(Stored dataset items)
= = = = =
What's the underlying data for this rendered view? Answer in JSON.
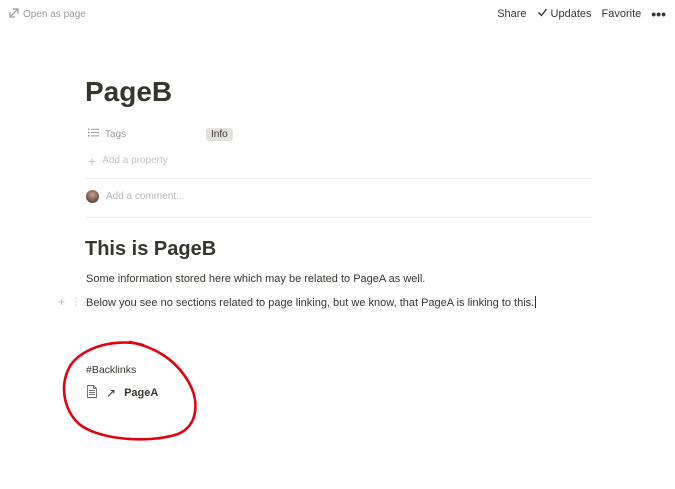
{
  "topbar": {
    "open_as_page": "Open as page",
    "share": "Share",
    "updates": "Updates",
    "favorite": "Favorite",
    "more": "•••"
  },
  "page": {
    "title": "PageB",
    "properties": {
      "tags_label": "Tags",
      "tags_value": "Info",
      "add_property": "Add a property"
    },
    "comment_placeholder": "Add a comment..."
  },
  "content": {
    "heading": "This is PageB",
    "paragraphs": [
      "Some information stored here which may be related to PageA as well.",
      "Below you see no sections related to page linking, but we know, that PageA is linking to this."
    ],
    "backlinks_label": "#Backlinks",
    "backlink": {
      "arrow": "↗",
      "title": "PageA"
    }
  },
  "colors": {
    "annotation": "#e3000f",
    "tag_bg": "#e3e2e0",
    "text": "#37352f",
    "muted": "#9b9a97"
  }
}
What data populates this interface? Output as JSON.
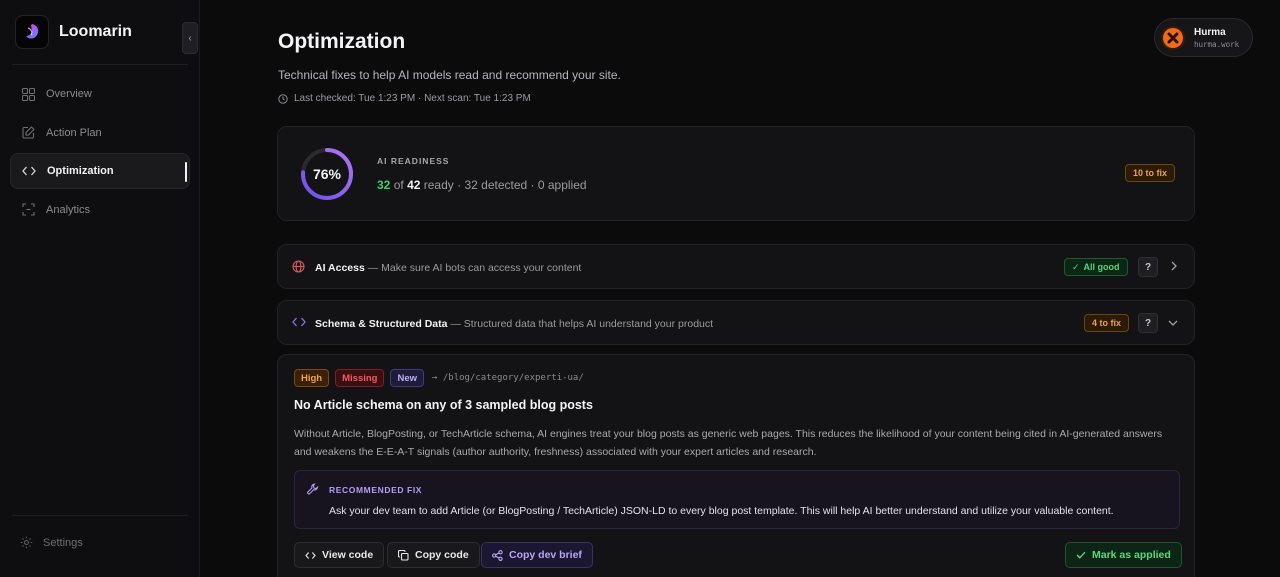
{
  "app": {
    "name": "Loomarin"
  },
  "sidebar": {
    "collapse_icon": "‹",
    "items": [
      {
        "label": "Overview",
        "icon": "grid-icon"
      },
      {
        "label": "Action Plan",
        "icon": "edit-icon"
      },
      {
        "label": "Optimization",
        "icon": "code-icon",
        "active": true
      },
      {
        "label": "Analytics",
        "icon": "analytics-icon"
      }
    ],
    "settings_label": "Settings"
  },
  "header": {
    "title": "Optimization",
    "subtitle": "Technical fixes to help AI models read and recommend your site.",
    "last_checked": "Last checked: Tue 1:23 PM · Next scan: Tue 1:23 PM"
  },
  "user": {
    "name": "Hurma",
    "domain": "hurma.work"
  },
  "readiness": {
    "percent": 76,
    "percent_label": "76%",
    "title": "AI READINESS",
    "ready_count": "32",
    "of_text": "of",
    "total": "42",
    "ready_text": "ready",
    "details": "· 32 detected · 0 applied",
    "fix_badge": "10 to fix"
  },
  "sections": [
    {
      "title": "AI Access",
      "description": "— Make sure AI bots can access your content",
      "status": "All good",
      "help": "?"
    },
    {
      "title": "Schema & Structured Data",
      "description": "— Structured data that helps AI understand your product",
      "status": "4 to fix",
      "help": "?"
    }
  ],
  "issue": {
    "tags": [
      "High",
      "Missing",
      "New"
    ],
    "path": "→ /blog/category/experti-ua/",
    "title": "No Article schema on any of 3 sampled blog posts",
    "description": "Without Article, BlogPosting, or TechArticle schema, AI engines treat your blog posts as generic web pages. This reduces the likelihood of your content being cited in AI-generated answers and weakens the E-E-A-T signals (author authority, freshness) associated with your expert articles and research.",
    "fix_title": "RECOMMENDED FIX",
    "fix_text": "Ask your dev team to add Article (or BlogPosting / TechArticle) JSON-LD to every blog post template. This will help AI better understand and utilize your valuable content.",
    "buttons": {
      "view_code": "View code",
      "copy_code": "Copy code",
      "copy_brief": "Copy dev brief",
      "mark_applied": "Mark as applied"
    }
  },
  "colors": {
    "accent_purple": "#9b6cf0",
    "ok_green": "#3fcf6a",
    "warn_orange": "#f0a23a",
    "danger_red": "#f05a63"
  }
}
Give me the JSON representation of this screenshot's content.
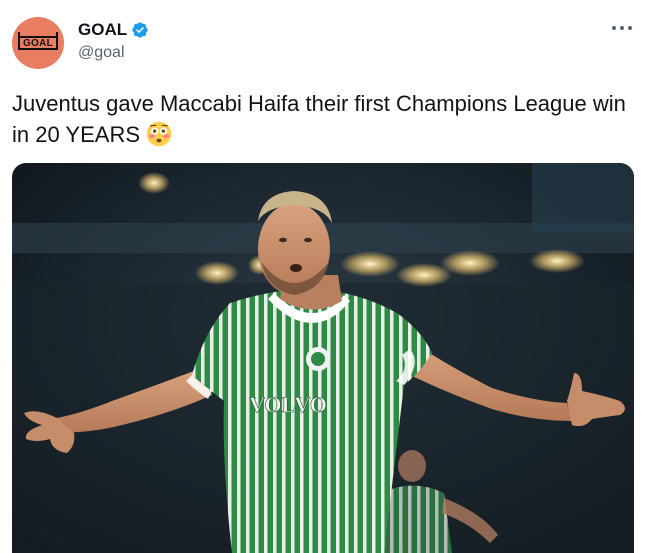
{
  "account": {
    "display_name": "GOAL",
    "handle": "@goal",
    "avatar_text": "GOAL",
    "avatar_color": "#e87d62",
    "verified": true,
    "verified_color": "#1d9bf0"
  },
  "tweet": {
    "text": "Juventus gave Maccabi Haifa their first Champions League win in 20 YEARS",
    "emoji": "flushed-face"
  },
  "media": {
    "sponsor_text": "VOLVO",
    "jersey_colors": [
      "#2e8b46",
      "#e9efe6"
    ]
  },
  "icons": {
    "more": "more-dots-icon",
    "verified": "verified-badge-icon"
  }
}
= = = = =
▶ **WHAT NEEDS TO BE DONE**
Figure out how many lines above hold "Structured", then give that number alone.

▶ **REPLY**
2